> [TASK BRIEF]: Could the data below please be reproduced word for word, without the pictures?
◆ ◆ ◆ ◆
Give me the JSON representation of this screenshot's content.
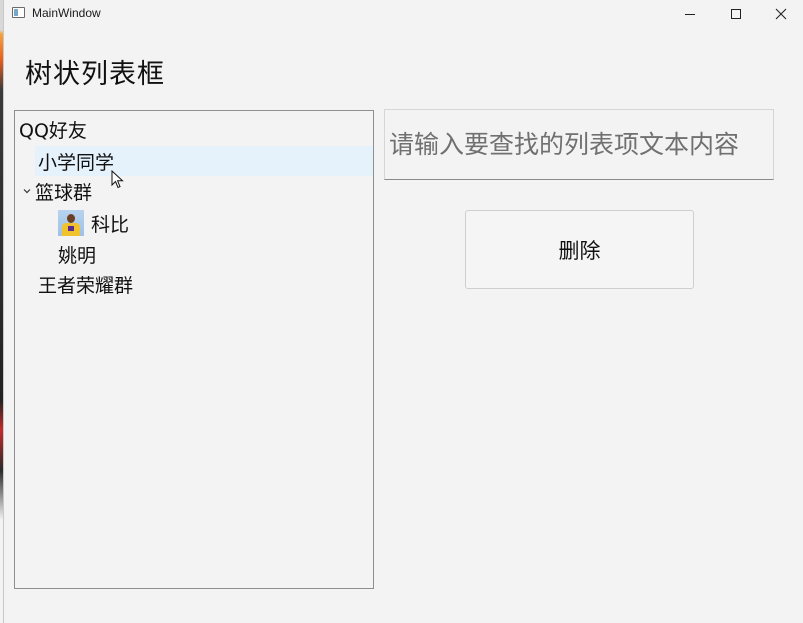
{
  "window": {
    "title": "MainWindow"
  },
  "heading": "树状列表框",
  "tree": {
    "root": "QQ好友",
    "items": [
      {
        "label": "小学同学",
        "selected": true
      },
      {
        "label": "篮球群",
        "expanded": true
      },
      {
        "label": "科比",
        "icon": "player-avatar-icon"
      },
      {
        "label": "姚明"
      },
      {
        "label": "王者荣耀群"
      }
    ]
  },
  "search": {
    "placeholder": "请输入要查找的列表项文本内容",
    "value": ""
  },
  "buttons": {
    "delete_label": "删除"
  },
  "colors": {
    "selection": "#e5f1fb",
    "window_bg": "#f3f3f3"
  }
}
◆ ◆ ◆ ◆
> [ANSWER]:
Give me the JSON representation of this screenshot's content.
{
  "window": {
    "title": "MainWindow"
  },
  "heading": "树状列表框",
  "tree": {
    "root": "QQ好友",
    "items": [
      {
        "label": "小学同学",
        "selected": true
      },
      {
        "label": "篮球群",
        "expanded": true
      },
      {
        "label": "科比",
        "icon": "player-avatar-icon"
      },
      {
        "label": "姚明"
      },
      {
        "label": "王者荣耀群"
      }
    ]
  },
  "search": {
    "placeholder": "请输入要查找的列表项文本内容",
    "value": ""
  },
  "buttons": {
    "delete_label": "删除"
  },
  "colors": {
    "selection": "#e5f1fb",
    "window_bg": "#f3f3f3"
  }
}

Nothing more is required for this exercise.